Bunzl: Incremental returns on capital
Adj Cap Employed
Source: Annual reports/Investors Chronicle
By my reckoning, between the end of 2010 and June 2020, Bunzl has added nearly £3bn of capital employed and generated £360m of additional operating profits – an incremental return on capital of 12.1 per cent. Given that the bulk of this extra investment has come from acquisitions, then it again suggests that they have delivered increased value.
Cash flow and financing
Bunzl’s cash flow performance has been impressive. It has been very good at turning its profits into free cash flow (a good test that profits are real), while it has been able to fund most of its acquisition spend from cash flow. At the same time, its dividend has increased for 27 consecutive years and remains comfortably covered by free cash flow.
Bunzl: Cash flow performance
CF left over
FCF Div cover
Source: Annual reports/Investors Chronicle
These figures highlight just how well Bunzl’s strategy of buying companies has worked for its shareholders. Net debt to Ebitda of 1.6 times at the end of June 2020 shows that the company does not have too much debt.
Can the strategy keep on delivering?
I think it can, but there are a few short-term uncertainties. 2020 has seen strong growth from its PPE and hygiene products due to Covid-19. Many of these are also own-label products and come with higher profit margins. By contrast, its foodservice, grocery and retail sales – which have lower margins – have suffered.
A recovery in sales in these areas, while welcome, could see the beneficial profit mix of 2020 reverse and mute any short-term profit growth. The other important issue is the recent strengthening of sterling, which could lower overseas profits when they are translated back into pounds. Bad debts from customers are a concern, but have not got worse since a provision of around £30m was made earlier in the year to cover outstanding invoices from struggling customers.
The pipeline of potential acquisitions remains good and could see businesses that have struggled during the pandemic become more willing to sell to Bunzl.

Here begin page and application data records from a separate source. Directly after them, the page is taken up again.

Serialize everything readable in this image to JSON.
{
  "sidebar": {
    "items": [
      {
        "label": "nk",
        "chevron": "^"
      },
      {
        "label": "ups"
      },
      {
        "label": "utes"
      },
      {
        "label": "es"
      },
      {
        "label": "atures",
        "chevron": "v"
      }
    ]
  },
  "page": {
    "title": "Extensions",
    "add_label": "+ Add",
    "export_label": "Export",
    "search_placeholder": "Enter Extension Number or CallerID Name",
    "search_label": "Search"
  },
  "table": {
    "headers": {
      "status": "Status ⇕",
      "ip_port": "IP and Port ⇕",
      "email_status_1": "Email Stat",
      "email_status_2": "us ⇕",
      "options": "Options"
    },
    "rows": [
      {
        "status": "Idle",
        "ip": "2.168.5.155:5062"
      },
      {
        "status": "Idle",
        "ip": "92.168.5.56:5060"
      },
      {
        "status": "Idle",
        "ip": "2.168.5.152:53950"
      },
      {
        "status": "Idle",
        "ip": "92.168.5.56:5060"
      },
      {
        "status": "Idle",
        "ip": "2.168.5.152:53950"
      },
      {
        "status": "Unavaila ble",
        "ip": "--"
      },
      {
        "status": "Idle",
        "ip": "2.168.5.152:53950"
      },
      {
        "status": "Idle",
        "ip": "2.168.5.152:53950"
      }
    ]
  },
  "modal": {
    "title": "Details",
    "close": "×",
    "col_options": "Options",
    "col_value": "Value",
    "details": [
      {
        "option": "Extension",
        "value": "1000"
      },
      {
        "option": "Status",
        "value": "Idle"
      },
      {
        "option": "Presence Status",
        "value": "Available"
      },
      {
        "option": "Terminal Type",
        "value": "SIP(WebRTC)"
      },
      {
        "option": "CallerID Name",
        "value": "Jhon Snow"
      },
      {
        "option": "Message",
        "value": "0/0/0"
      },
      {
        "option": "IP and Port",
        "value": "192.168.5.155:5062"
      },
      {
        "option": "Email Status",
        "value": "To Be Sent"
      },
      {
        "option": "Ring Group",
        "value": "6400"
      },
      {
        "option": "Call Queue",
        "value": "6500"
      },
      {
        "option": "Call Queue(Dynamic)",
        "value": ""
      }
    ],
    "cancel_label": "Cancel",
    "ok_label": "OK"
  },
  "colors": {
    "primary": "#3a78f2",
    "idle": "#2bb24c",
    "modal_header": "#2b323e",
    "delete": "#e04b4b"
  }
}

The company’s decentralised, and entrepreneurial management culture has been a key attraction for many sellers to stay with their business after it has been bought. This has worked well for all parties.
Bunzl may not be a great business, but it is a very solid one. It has a very strong competitive position underpinned by its global scale, purchasing power (it has its own Asian sourcing business), investments and longstanding relationships with customers and suppliers.
Its shares have been very volatile and have been stuck in a trading range for the past four years. It is not a high-growth business, but looks as though it is very capable of growing modestly with its strategy. On that basis, I think the shares at 16.2 times 2020 forecast EPS whilst offering a forecast free cash flow yield of 6.2 per cent are not expensive. You are unlikely to get rich owning this share, but if you are looking for something to tuck away in your portfolio to help you sleep relatively well at night then they may be worth considering.